MPlayer also has several special command-line options to deal with weird media file behavior. Suppose that you have a Divx in Japanese but the subtitle track is not synchronized with the video; one has 25 fps and the other 23, meaning the film follows the subtitle. This command should solve your problem:

mplayer <filename> -subfile <filenmame.sub> -subfps 25

A worse case is where the movie is badly encoded and the audio can never catch up with the video. This boring case could ruin your precious Sunday afternoon if it were not for MPlayer. You can solve this problem by delaying the video slightly:

mplayer <filename> -delay <secs>

Both delays may be negative.

Suppose you have a file encoded with codec X, but MPlayer wants to play it with codec Y. You can force MPlayer to use a certain codec with:

mplayer <filename> -vc <codec>

Suppose you have just started to download a conference presentation and want to know its quality before committing to 700 MB--or you just have a broken divx.

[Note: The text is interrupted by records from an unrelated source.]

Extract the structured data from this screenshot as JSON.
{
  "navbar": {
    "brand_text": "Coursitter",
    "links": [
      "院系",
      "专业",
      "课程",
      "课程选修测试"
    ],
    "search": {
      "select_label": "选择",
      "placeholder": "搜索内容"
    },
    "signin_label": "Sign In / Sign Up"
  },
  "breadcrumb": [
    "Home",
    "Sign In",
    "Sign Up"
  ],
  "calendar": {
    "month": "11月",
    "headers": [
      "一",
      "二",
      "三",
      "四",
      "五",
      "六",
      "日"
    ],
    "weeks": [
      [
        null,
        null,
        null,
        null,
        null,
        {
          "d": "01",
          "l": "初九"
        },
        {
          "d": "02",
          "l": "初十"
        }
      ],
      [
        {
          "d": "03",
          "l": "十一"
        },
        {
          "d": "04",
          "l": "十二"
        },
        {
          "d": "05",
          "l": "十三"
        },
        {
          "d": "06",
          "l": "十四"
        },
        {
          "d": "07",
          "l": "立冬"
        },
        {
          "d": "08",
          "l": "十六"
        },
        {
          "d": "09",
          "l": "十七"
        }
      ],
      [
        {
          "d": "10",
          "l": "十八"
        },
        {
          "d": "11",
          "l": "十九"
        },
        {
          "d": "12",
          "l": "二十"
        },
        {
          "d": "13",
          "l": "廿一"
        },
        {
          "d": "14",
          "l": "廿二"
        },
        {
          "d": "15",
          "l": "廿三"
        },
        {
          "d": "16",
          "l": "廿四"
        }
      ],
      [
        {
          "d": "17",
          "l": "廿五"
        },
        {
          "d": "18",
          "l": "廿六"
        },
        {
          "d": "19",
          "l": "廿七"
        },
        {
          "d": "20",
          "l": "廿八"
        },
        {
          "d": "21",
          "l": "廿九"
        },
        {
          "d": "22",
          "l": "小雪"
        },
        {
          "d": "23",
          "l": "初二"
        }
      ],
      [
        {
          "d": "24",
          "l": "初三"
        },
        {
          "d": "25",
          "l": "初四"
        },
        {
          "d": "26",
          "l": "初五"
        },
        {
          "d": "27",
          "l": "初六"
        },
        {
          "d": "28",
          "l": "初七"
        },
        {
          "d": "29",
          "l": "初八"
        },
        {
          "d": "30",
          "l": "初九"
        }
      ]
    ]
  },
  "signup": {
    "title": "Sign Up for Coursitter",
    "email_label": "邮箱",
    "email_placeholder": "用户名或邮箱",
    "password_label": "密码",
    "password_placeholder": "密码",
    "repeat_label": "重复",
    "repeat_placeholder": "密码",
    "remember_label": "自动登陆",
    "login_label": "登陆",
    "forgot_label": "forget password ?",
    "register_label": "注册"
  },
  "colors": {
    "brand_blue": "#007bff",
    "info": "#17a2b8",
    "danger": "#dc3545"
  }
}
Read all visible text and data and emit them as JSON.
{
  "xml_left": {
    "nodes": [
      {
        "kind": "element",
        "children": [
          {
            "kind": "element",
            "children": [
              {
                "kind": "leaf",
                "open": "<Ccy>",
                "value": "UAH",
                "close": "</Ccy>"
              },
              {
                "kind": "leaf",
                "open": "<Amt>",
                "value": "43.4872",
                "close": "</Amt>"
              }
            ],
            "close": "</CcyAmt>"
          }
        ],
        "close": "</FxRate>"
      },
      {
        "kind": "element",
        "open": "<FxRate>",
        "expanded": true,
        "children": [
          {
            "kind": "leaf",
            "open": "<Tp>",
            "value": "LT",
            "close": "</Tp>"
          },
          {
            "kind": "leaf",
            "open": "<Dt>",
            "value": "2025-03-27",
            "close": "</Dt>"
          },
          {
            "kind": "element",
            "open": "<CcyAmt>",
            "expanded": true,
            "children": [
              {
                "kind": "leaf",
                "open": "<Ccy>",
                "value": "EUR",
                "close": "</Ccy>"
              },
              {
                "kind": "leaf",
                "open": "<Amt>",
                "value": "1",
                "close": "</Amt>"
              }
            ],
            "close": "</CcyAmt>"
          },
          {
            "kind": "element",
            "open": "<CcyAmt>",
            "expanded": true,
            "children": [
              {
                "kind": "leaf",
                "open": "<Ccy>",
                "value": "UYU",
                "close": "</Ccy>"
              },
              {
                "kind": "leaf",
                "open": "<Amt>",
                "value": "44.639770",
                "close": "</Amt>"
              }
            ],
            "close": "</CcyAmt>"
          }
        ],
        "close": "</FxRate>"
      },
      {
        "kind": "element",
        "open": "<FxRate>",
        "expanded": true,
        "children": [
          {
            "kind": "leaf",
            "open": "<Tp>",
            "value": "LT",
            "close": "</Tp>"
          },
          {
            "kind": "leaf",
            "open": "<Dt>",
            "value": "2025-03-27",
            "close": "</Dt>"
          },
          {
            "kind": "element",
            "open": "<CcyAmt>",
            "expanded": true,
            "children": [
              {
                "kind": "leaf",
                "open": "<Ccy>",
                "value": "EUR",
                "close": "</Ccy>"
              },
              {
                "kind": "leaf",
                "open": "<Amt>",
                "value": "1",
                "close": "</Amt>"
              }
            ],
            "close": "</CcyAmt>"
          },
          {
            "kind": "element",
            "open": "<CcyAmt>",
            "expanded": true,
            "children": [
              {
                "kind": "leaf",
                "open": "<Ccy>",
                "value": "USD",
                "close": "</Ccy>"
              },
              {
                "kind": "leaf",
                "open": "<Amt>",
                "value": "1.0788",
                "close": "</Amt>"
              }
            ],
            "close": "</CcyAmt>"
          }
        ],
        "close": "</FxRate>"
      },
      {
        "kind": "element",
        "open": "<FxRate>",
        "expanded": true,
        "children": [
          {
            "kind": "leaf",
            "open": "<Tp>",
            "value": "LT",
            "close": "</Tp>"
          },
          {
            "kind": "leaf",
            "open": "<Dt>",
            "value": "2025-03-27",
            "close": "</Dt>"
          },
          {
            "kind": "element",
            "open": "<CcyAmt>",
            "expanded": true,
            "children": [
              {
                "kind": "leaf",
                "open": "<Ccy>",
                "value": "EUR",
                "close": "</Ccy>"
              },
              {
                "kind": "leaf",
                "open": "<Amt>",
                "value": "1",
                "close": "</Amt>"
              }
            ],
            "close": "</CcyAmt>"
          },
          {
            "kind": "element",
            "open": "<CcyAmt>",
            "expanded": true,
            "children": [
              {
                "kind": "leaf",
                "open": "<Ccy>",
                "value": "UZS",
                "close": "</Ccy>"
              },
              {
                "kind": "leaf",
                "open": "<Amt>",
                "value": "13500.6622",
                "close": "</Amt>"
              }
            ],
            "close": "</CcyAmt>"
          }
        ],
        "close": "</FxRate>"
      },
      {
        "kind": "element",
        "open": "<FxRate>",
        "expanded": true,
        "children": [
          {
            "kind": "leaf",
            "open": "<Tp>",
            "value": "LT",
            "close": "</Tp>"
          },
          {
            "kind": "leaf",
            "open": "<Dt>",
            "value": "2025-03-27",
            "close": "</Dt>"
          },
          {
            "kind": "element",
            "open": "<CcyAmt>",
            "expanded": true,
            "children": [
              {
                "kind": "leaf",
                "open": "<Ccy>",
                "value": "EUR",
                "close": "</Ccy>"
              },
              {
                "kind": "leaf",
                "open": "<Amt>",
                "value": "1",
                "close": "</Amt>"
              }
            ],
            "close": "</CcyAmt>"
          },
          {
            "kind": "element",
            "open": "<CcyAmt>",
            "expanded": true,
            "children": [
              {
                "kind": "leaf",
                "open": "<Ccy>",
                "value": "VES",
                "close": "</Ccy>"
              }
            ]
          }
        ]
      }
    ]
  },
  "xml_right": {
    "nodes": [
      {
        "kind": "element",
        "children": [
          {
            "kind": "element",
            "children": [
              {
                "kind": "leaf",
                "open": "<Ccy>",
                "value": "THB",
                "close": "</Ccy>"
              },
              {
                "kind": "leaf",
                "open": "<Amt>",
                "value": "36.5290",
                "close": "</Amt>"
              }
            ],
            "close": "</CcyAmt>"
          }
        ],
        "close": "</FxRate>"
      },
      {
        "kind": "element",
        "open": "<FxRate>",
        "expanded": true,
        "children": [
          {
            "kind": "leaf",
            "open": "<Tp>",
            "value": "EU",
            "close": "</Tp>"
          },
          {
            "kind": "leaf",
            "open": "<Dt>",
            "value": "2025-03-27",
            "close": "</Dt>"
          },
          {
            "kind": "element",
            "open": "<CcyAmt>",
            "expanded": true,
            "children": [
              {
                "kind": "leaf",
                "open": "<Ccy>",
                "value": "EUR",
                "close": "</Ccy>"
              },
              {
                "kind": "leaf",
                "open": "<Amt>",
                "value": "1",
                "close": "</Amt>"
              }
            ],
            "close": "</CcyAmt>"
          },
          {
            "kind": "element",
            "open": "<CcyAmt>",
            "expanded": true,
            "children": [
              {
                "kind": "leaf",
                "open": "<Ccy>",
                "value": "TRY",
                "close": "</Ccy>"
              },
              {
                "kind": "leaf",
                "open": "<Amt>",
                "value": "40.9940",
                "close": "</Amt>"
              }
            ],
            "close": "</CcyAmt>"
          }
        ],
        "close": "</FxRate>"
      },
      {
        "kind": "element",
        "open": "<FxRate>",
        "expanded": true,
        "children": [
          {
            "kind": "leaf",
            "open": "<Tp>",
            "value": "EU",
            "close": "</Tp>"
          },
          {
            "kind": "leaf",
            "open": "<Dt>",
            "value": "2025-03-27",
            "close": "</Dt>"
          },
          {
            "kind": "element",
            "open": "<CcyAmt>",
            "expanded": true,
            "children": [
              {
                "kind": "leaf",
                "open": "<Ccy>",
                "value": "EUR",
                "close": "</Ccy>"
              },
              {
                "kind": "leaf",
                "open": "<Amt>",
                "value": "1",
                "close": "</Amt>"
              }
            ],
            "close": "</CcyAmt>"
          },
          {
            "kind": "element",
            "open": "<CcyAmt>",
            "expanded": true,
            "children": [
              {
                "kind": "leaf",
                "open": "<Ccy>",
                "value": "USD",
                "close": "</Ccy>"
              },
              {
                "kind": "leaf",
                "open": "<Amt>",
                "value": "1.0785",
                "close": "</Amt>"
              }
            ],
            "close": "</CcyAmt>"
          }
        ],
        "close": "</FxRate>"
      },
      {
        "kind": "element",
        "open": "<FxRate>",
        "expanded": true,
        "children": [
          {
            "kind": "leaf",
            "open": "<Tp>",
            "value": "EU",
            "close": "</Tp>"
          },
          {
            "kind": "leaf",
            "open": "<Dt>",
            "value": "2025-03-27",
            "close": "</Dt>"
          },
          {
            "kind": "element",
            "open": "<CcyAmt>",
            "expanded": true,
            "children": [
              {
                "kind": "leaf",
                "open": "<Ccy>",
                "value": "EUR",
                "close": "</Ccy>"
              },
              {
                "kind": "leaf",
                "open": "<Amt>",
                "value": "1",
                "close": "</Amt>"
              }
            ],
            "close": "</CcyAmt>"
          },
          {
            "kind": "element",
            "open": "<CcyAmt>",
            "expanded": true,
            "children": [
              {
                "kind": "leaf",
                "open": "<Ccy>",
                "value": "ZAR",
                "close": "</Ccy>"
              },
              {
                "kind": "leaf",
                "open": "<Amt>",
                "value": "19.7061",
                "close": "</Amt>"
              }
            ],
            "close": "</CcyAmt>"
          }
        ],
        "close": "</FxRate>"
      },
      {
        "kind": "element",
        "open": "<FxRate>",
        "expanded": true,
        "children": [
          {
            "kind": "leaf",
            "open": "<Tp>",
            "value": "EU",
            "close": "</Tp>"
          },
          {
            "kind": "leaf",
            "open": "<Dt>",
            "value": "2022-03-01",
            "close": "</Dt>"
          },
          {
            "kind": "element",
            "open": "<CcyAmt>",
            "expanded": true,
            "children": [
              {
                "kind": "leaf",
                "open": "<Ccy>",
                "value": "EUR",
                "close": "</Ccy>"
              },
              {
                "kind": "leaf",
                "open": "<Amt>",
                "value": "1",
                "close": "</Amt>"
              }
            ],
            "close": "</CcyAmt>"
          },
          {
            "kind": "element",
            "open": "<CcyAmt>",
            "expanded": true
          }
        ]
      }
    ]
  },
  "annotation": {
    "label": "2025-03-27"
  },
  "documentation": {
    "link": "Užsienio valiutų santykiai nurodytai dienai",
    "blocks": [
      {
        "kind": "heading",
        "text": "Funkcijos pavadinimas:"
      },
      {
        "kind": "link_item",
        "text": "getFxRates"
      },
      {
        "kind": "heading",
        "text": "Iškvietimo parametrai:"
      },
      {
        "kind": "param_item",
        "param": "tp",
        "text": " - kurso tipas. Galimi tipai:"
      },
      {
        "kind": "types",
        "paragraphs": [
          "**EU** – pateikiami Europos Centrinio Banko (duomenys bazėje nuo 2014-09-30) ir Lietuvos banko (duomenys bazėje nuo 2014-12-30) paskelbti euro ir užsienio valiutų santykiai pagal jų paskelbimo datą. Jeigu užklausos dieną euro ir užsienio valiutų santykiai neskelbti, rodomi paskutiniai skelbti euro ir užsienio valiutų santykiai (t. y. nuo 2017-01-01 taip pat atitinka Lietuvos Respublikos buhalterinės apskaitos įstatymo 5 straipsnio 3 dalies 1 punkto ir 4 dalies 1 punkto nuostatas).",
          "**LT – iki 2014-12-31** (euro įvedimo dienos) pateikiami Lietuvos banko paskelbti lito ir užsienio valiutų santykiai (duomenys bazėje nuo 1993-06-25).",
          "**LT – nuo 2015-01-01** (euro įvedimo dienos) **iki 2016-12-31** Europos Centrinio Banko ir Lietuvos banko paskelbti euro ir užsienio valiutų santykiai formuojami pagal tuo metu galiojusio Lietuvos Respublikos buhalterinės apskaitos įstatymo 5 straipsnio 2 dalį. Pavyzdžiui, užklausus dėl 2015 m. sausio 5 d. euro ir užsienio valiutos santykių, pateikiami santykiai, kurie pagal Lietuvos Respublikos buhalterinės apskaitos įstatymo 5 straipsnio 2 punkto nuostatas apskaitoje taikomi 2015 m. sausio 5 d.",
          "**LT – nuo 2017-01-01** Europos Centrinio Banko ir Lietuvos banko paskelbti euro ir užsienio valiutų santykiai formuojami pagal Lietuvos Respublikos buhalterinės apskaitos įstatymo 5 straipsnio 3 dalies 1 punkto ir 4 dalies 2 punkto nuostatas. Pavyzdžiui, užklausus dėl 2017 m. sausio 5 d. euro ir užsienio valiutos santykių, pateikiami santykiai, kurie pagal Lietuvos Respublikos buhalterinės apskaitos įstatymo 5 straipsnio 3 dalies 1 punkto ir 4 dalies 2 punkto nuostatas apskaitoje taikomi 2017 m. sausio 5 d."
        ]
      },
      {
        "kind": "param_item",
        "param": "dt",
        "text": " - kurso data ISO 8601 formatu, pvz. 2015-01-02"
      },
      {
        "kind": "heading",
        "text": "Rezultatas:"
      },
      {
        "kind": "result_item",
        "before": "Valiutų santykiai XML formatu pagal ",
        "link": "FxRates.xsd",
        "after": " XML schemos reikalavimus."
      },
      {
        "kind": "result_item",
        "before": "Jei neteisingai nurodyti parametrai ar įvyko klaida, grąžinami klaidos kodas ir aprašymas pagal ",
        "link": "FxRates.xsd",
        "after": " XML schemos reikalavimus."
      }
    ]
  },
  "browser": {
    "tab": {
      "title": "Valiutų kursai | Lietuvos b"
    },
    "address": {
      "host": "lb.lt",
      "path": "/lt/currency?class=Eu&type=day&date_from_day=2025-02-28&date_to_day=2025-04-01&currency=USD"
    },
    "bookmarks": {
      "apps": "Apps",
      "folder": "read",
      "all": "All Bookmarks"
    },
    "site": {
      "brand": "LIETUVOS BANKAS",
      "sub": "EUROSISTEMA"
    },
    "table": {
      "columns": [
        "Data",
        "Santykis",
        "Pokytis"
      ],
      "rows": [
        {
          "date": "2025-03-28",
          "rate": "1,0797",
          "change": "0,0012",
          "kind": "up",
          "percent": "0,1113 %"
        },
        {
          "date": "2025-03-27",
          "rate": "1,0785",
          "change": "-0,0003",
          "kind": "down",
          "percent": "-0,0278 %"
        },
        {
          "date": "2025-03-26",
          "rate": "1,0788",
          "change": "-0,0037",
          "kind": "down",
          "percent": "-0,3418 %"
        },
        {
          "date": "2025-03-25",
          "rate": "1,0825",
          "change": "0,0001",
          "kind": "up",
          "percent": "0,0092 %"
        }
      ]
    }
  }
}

This command rebuilds the divx index from scratch, so that you can jump forward and backward in the broken avi:

mplayer <filename> -idx

If the avi still does not display, try these options with different configurations:

-nobps -ni -mc0 -forceidx -nocache

MEncoder

A decent media player is one of the prerequisites of a good desktop. Sometimes you may want more than that. For example, you may have backed up the hard-to-watch Robotech series to the .rm format, but now you would like to watch it on your vcd player. MPlayer also has a solution for this: it can crosscode nearly all media files. If you have compiled the MPlayer package, MEncoder is also present.

The syntax is very simple. This command line encodes the basket.rm file with the libav codec (the best divx codec for both performance and quality) and the soundtrack with mp3lame.

mencoder -ovc lavc basket.rm -oac mp3lame -o basket.avi

Remember the avi file with the broken index? Instead of always using the workaround, you can permanently fix it with MEncoder. The following command rebuilds the index and copies the whole audio and video stream as they are to the output file.

mencoder -idx input.avi -ovc copy -oac copy -o output.avi

Perhaps you'd like to catenate multiple avi files into one single file. Provided they use the same codec and have the same bitrate, this is also easy. It's back to Unix roots:

cat 1.avi 2.avi | mencoder -noidx -ovc copy -oac copy -o output.avi -

I'll not go into much detail here, because MPlayer and MEncoder have more options than I can describe in this article. Enjoy these rich programs and experiment with the settings.

Conclusion

As with many Linux applications, there is also a MPlayer only distribution called Movix. It takes just 8Mb on the CD. Your Divx cd's will be bootable, needing no harddisk, no operating system, nothing but the CD to play and the monitor to watch. The movix distribution is fully muscled. You will likely reach the best fps rate you have ever seen.

Don't forget, the best popcorn is salty with butter ;)

References

KIVILCIM Hindistan works as a full time computer security consultant with a CISSP, using Linux and Free Software as weapons of choice.


Return to the Linux DevCenter.

Copyright © 2009 O'Reilly Media, Inc.